From this point the novel closely recreates the history of the Hole-in-the-Rock expedition, and Lund bases his account of this less-well-known pioneering adventure in the journals and memoirs of leaders and participants and in several histories of the trek. He creates a Lundian blend of reliable history and believable fiction, with chapter endnotes to differentiate between the two.
These 250 pioneers undertook, with 80 wagons and 1,500 head of livestock, to forge a wagon road across the wildest, roughest, most inhospitable terrain in southern Utah. Although they estimated that the trek of roughly 200 miles would take six weeks, it took, instead, six grueling months. Not only did they have to carve wagon roads across rocks to get to the Colorado River, but at Hole-in-the-Rock, they had to blast out sufficient rock to allow a passageway. They then widened a narrow ledge to create a passable road perched 1,000 terrifying feet above the river so that horses and mules could haul 80 wagons down the precipice, restrained by men and women handling ropes from above. After building a ferry to bring the wagons and livestock across the river, they had to blast and use handpicks to create yet another road to allow them to climb out of the gorge up to the plateau.

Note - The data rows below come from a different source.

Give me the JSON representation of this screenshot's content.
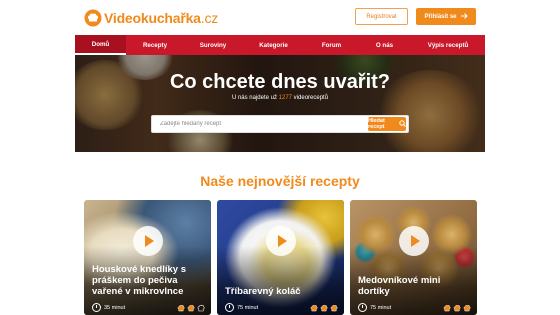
{
  "header": {
    "logo": {
      "part1": "Video",
      "part2": "kuchařka",
      "part3": ".cz"
    },
    "register_label": "Registrovat",
    "login_label": "Přihlásit se"
  },
  "nav": {
    "items": [
      {
        "label": "Domů",
        "active": true
      },
      {
        "label": "Recepty"
      },
      {
        "label": "Suroviny"
      },
      {
        "label": "Kategorie"
      },
      {
        "label": "Forum"
      },
      {
        "label": "O nás"
      },
      {
        "label": "Výpis receptů"
      }
    ]
  },
  "hero": {
    "title": "Co chcete dnes uvařit?",
    "subtitle_before": "U nás najdete už ",
    "recipe_count": "1277",
    "subtitle_after": " videoreceptů",
    "search_placeholder": "Zadejte hledaný recept",
    "search_button": "Hledat recept"
  },
  "section": {
    "title": "Naše nejnovější recepty"
  },
  "cards": [
    {
      "title": "Houskové knedlíky s práškem do pečiva vařené v mikrovlnce",
      "time": "35 minut",
      "difficulty": 2
    },
    {
      "title": "Tříbarevný koláč",
      "time": "75 minut",
      "difficulty": 3
    },
    {
      "title": "Medovníkové mini dortíky",
      "time": "75 minut",
      "difficulty": 3
    }
  ],
  "colors": {
    "accent": "#f08a1c",
    "nav": "#c8182a",
    "nav_active": "#a9101f"
  },
  "icons": {
    "logo": "chef-hat-icon",
    "login_arrow": "arrow-right-icon",
    "search": "search-icon",
    "play": "play-icon",
    "time": "clock-icon",
    "difficulty": "chef-hat-icon"
  }
}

After grueling effort, and without losing a single man or beast, they eventually reached the San Juan River, where they would establish Bluff, Monticello, Blanding, and other Utah settlements. As David E. Miller, University of Utah professor of history, wrote in his definitive account of the expedition (1959), “In all the annals of the West, replete with examples of courage, tenacity, and ingenuity, there is no better example of the indomitable pioneer spirit than that of the Hole-in-the-Rock expedition of the San Juan Mission. No pioneer company . . . ever demonstrated more courage, faith, and devotion to a cause than this group” (quoted in Lund, p. vi). And Gerald Lund, in this fine book, once again gets it all just right: they were indeed “the undaunted.”
Richard H. Cracroft is BYU’s Nan Osmond Grass Professor in English, emeritus.